The Federal Trade Commission (FTC) is currently investigating the operators of crypto exchange BitMart, which lost between $150 million and $200 million of consumer funds in a December 2021 cyberattack.
This is FTC’s first known investigation in the crypto markets.
The agency is looking into BitMart’s U.S. operators Bachi.Tech and Spread Technologies. FTC commissioners recently denied the operators’ petition to stop demands for certain company documents in order.
In December of last year, BitMart suffered a large-scale security breach related to hot wallets hosted over the Ethereum and Binance Smart Chain blockchains.
Sheldon Xia, CEO of the exchange promised the users that the exchange would use its own funds to ‘to cover the incident and compensate affected users.’
In May, FTC subpoenaed Bachi.Tech Corporation and Spread Technologies to determine whether these companies misled the users of BitMart about the extent of its data security and consumer privacy protections.
FTC is also investigating both operators under the Gramm-Leach-Bliley Act, which dictates safeguards for personal information of users.

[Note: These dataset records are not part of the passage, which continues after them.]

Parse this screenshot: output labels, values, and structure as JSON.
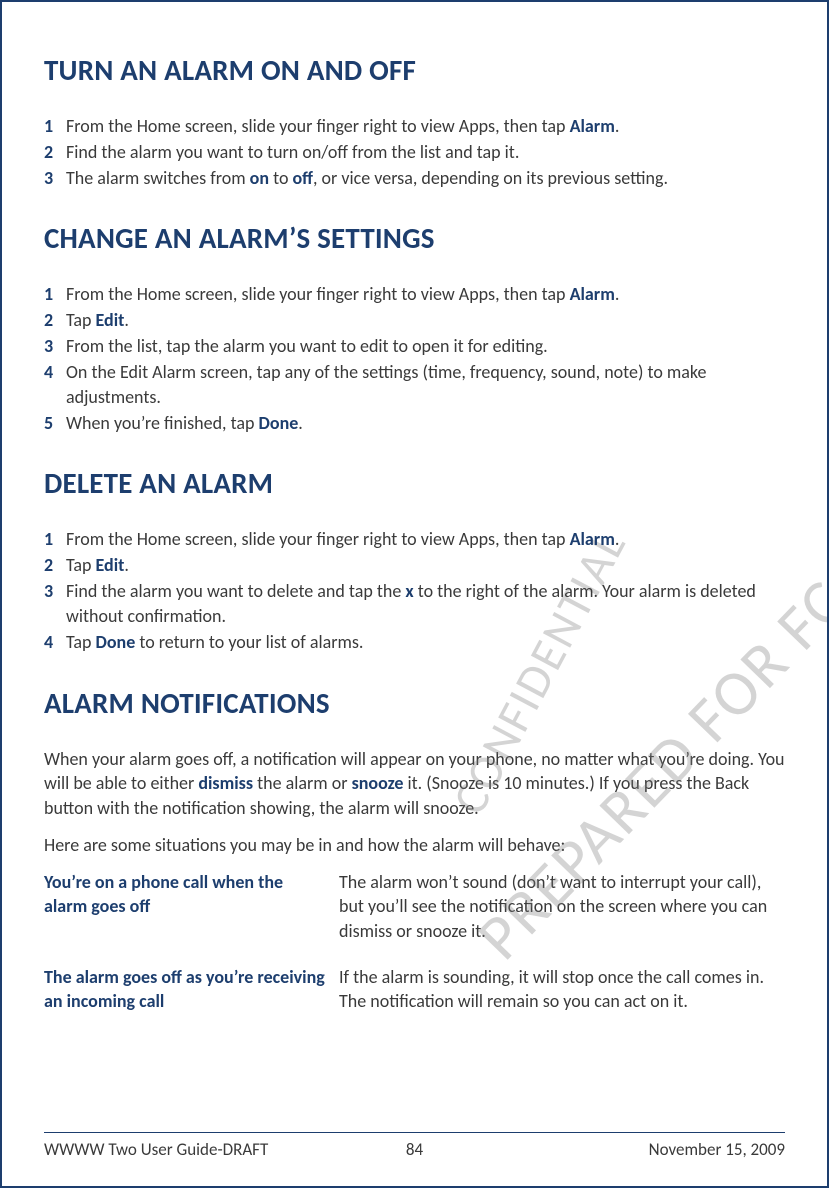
{
  "watermarks": {
    "w1": "PREPARED FOR FCC CERTIFICATION",
    "w2": "CONFIDENTIAL"
  },
  "sections": [
    {
      "heading": "TURN AN ALARM ON AND OFF",
      "steps": [
        {
          "n": "1",
          "pre": "From the Home screen, slide your finger right to view Apps, then tap ",
          "s1": "Alarm",
          "post": "."
        },
        {
          "n": "2",
          "pre": "Find the alarm you want to turn on/off from the list and tap it."
        },
        {
          "n": "3",
          "pre": "The alarm switches from ",
          "s1": "on",
          "mid": " to ",
          "s2": "off",
          "post": ", or vice versa, depending on its previous setting."
        }
      ]
    },
    {
      "heading": "CHANGE AN ALARM’S SETTINGS",
      "steps": [
        {
          "n": "1",
          "pre": "From the Home screen, slide your finger right to view Apps, then tap ",
          "s1": "Alarm",
          "post": "."
        },
        {
          "n": "2",
          "pre": "Tap ",
          "s1": "Edit",
          "post": "."
        },
        {
          "n": "3",
          "pre": "From the list, tap the alarm you want to edit to open it for editing."
        },
        {
          "n": "4",
          "pre": "On the Edit Alarm screen, tap any of the settings (time, frequency, sound, note) to make adjustments."
        },
        {
          "n": "5",
          "pre": "When you’re finished, tap ",
          "s1": "Done",
          "post": "."
        }
      ]
    },
    {
      "heading": "DELETE AN ALARM",
      "steps": [
        {
          "n": "1",
          "pre": "From the Home screen, slide your finger right to view Apps, then tap ",
          "s1": "Alarm",
          "post": "."
        },
        {
          "n": "2",
          "pre": "Tap ",
          "s1": "Edit",
          "post": "."
        },
        {
          "n": "3",
          "pre": "Find the alarm you want to delete and tap the ",
          "s1": "x",
          "post": " to the right of the alarm. Your alarm is deleted without confirmation."
        },
        {
          "n": "4",
          "pre": "Tap ",
          "s1": "Done",
          "post": " to return to your list of alarms."
        }
      ]
    }
  ],
  "notif": {
    "heading": "ALARM NOTIFICATIONS",
    "p1a": "When your alarm goes off, a notification will appear on your phone, no matter what you’re doing. You will be able to either ",
    "p1s1": "dismiss",
    "p1b": " the alarm or ",
    "p1s2": "snooze",
    "p1c": " it. (Snooze is 10 minutes.) If you press the Back button with the notification showing, the alarm will snooze.",
    "p2": "Here are some situations you may be in and how the alarm will behave:",
    "rows": [
      {
        "label": "You’re on a phone call when the alarm goes off",
        "text": "The alarm won’t sound (don’t want to interrupt your call), but you’ll see the notification on the screen where you can dismiss or snooze it."
      },
      {
        "label": "The alarm goes off as you’re receiving an incoming call",
        "text": "If the alarm is sounding, it will stop once the call comes in. The notification will remain so you can act on it."
      }
    ]
  },
  "footer": {
    "left": "WWWW Two User Guide-DRAFT",
    "center": "84",
    "right": "November 15, 2009"
  }
}
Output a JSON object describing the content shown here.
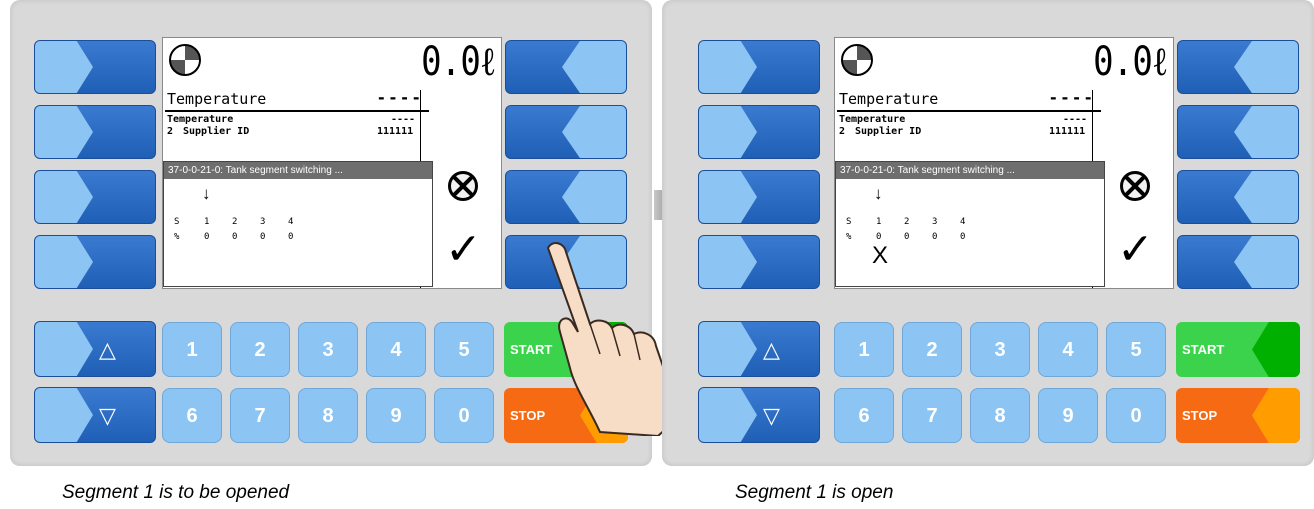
{
  "panels": [
    {
      "volume": "0.0ℓ",
      "header_label": "Temperature",
      "header_value": "----",
      "row1_label": "Temperature",
      "row1_value": "----",
      "row2_num": "2",
      "row2_label": "Supplier ID",
      "row2_value": "111111",
      "dialog_title": "37-0-0-21-0: Tank segment switching ...",
      "seg_label_s": "S",
      "seg_label_pct": "%",
      "segments": [
        "1",
        "2",
        "3",
        "4"
      ],
      "percents": [
        "0",
        "0",
        "0",
        "0"
      ],
      "open_mark": "",
      "caption": "Segment 1 is to be opened"
    },
    {
      "volume": "0.0ℓ",
      "header_label": "Temperature",
      "header_value": "----",
      "row1_label": "Temperature",
      "row1_value": "----",
      "row2_num": "2",
      "row2_label": "Supplier ID",
      "row2_value": "111111",
      "dialog_title": "37-0-0-21-0: Tank segment switching ...",
      "seg_label_s": "S",
      "seg_label_pct": "%",
      "segments": [
        "1",
        "2",
        "3",
        "4"
      ],
      "percents": [
        "0",
        "0",
        "0",
        "0"
      ],
      "open_mark": "X",
      "caption": "Segment 1 is open"
    }
  ],
  "keypad": {
    "up": "△",
    "down": "▽",
    "digits": [
      "1",
      "2",
      "3",
      "4",
      "5",
      "6",
      "7",
      "8",
      "9",
      "0"
    ],
    "start": "START",
    "stop": "STOP"
  },
  "icons": {
    "cancel": "cancel-icon",
    "confirm": "check-icon",
    "segment_pointer": "down-arrow-icon",
    "hand": "pointing-hand-icon"
  },
  "colors": {
    "softkey_dark": "#1f5fb5",
    "softkey_light": "#8cc5f3",
    "start": "#3bd34b",
    "stop": "#f66a14"
  }
}
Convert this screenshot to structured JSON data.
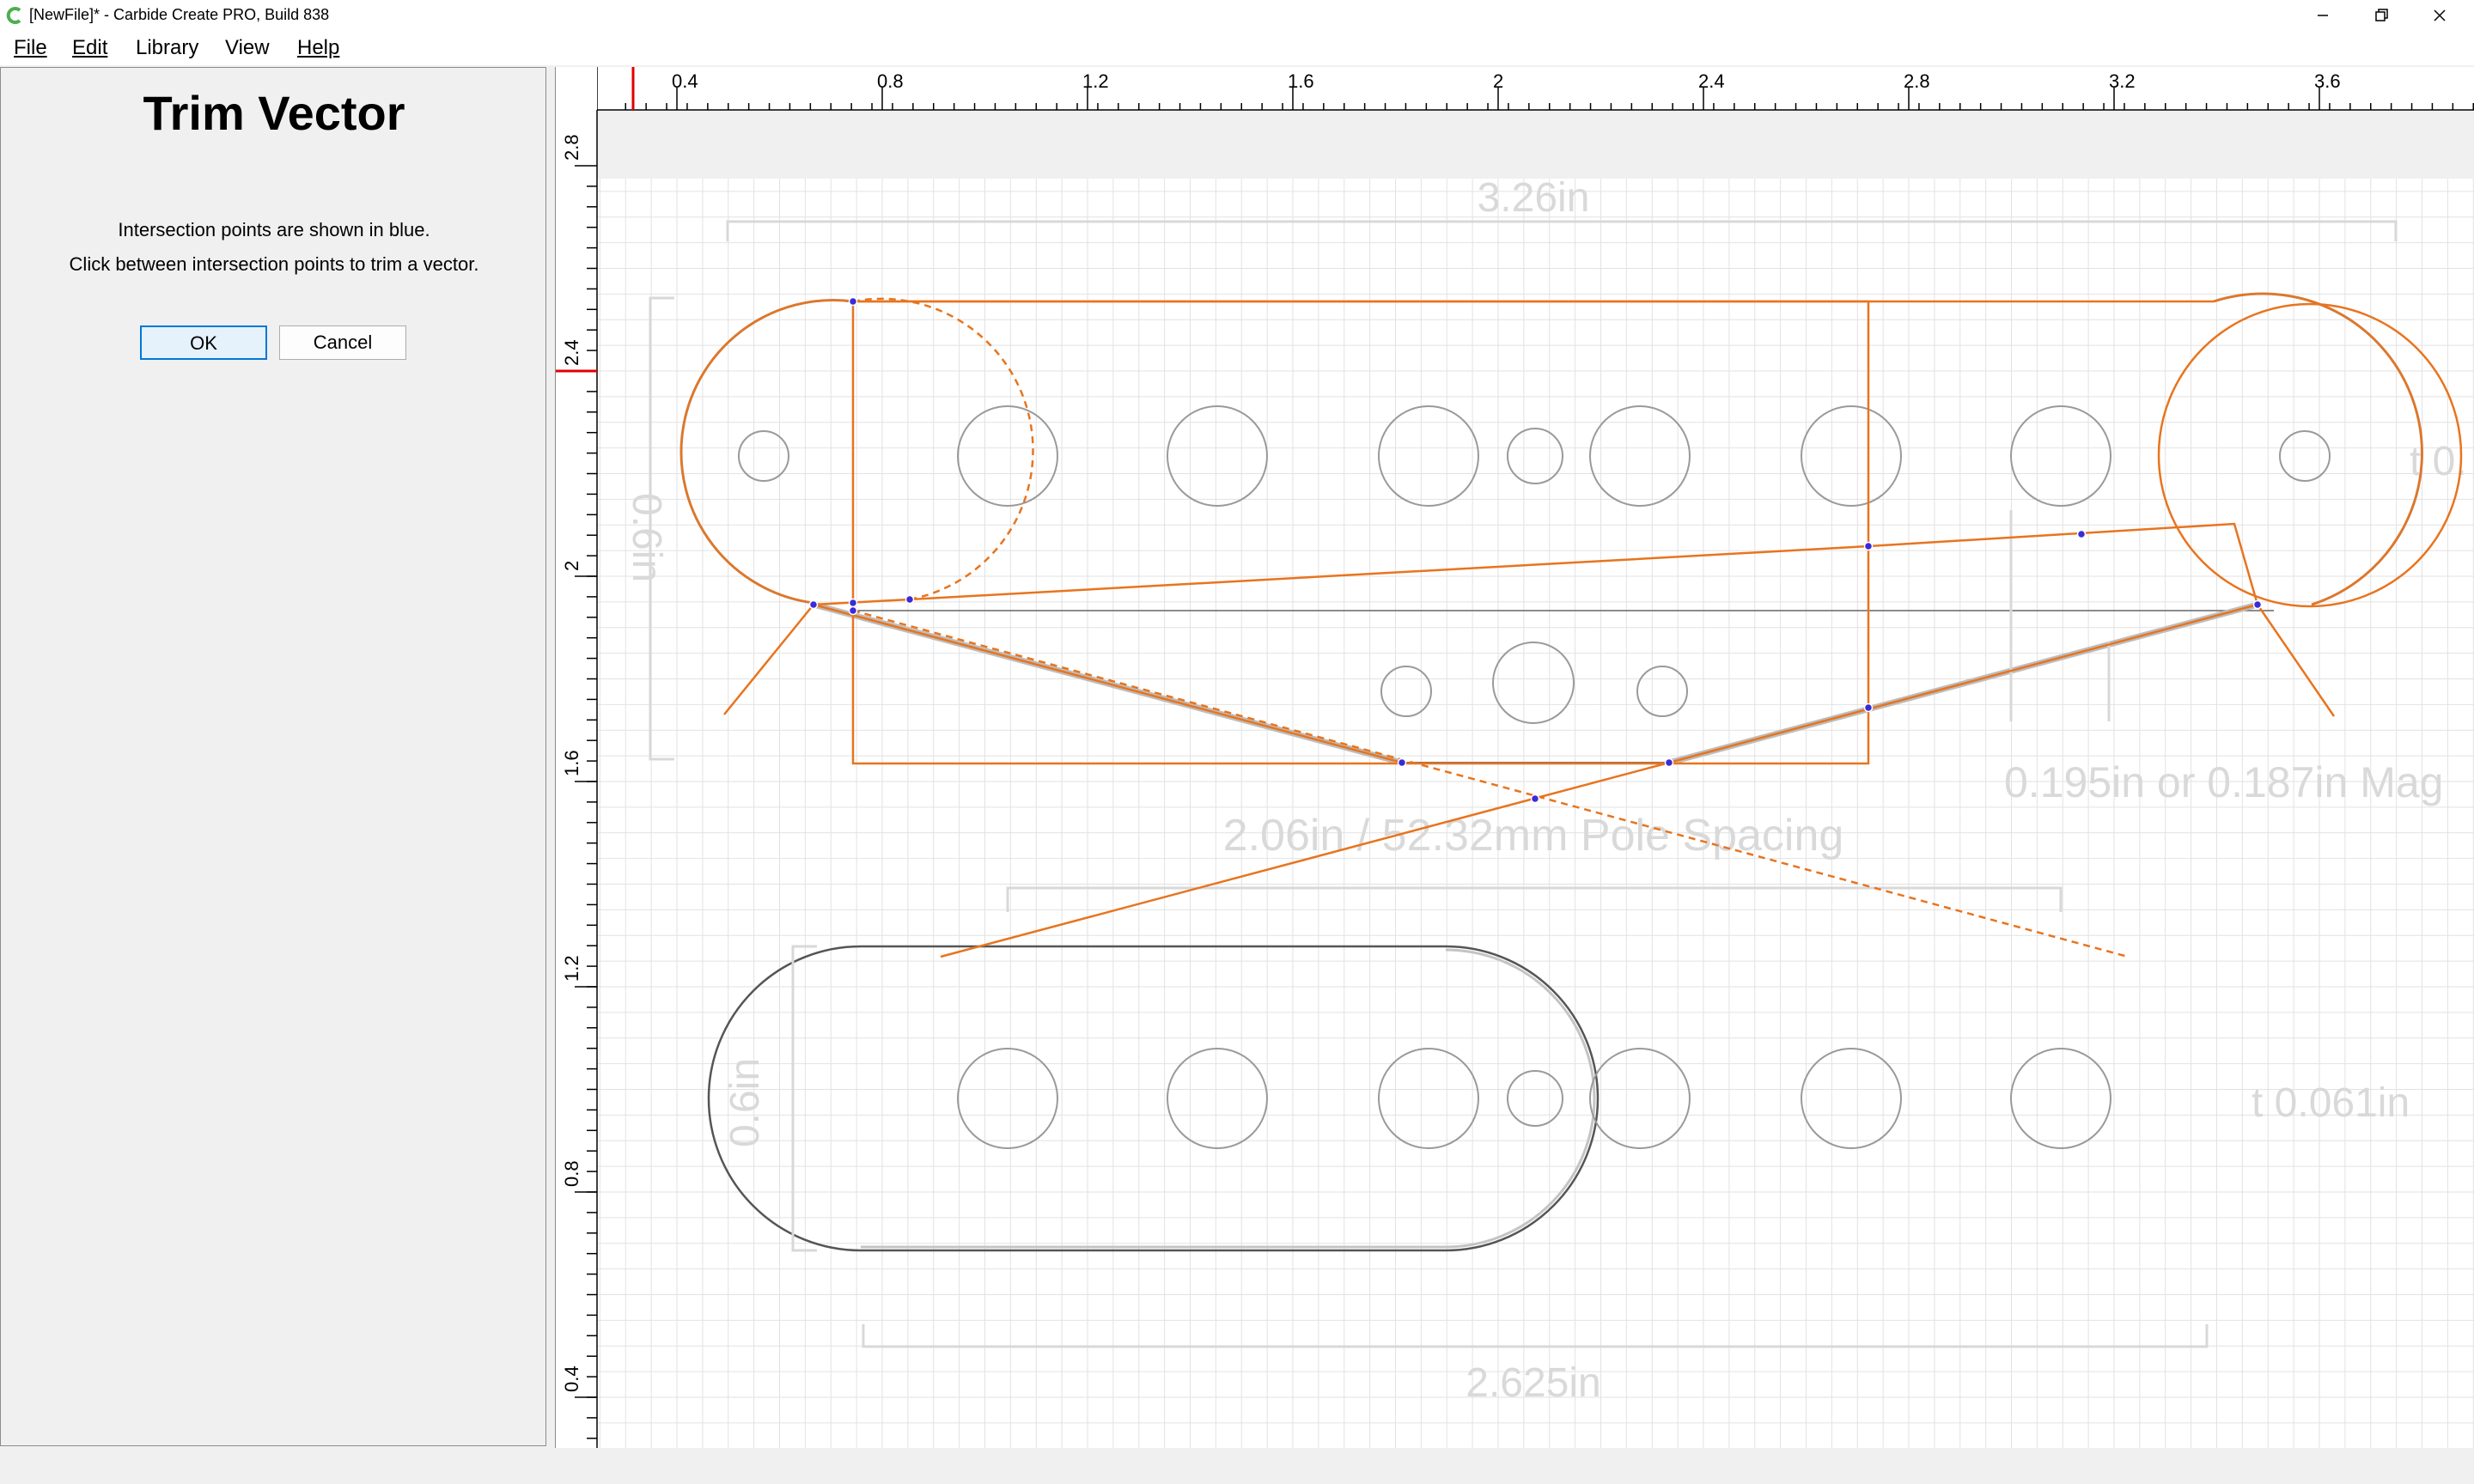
{
  "window": {
    "title": "[NewFile]* - Carbide Create PRO, Build 838",
    "icons": {
      "app": "carbide-c-icon",
      "minimize": "minimize-icon",
      "maximize": "restore-icon",
      "close": "close-icon"
    },
    "accent_color": "#4caf50"
  },
  "menu": {
    "file": "File",
    "edit": "Edit",
    "library": "Library",
    "view": "View",
    "help": "Help"
  },
  "panel": {
    "title": "Trim Vector",
    "line1": "Intersection points are shown in blue.",
    "line2": "Click between intersection points to trim a vector.",
    "ok": "OK",
    "cancel": "Cancel"
  },
  "rulers": {
    "top_ticks": [
      "0.4",
      "0.8",
      "1.2",
      "1.6",
      "2",
      "2.4",
      "2.8",
      "3.2",
      "3.6"
    ],
    "left_ticks": [
      "2.8",
      "2.4",
      "2",
      "1.6",
      "1.2",
      "0.8",
      "0.4"
    ]
  },
  "drawing": {
    "dim_top": "3.26in",
    "dim_left_top": "0.6in",
    "dim_right_top": "t 0.",
    "dim_pole_spacing": "2.06in / 52.32mm Pole Spacing",
    "dim_magnet": "0.195in or 0.187in Mag",
    "dim_left_bottom": "0.6in",
    "dim_right_bottom": "t 0.061in",
    "dim_bottom": "2.625in",
    "colors": {
      "vector": "#e8741e",
      "intersection": "#3a2bd8",
      "guide": "#8a8a8a",
      "grid": "#dcdcdc",
      "dimension_text": "#d9d9d9"
    }
  }
}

Both the operators argued that the FTC’s Civil Investigative Demand (CID) is demanding irrelevant information that would unlikely lead to material evidence.
They claimed that the regulator’s demand for records was “overbroad” and “unduly burdensome”. The FTC says that these arguments are “without merit,” and the claims of undue burden and overbreadth are “conclusory and unsupported.”
Moreover, in the order, the FTC stated that “the process recipient must show how responding to the CID request would impose a significant disruption to its business operations.”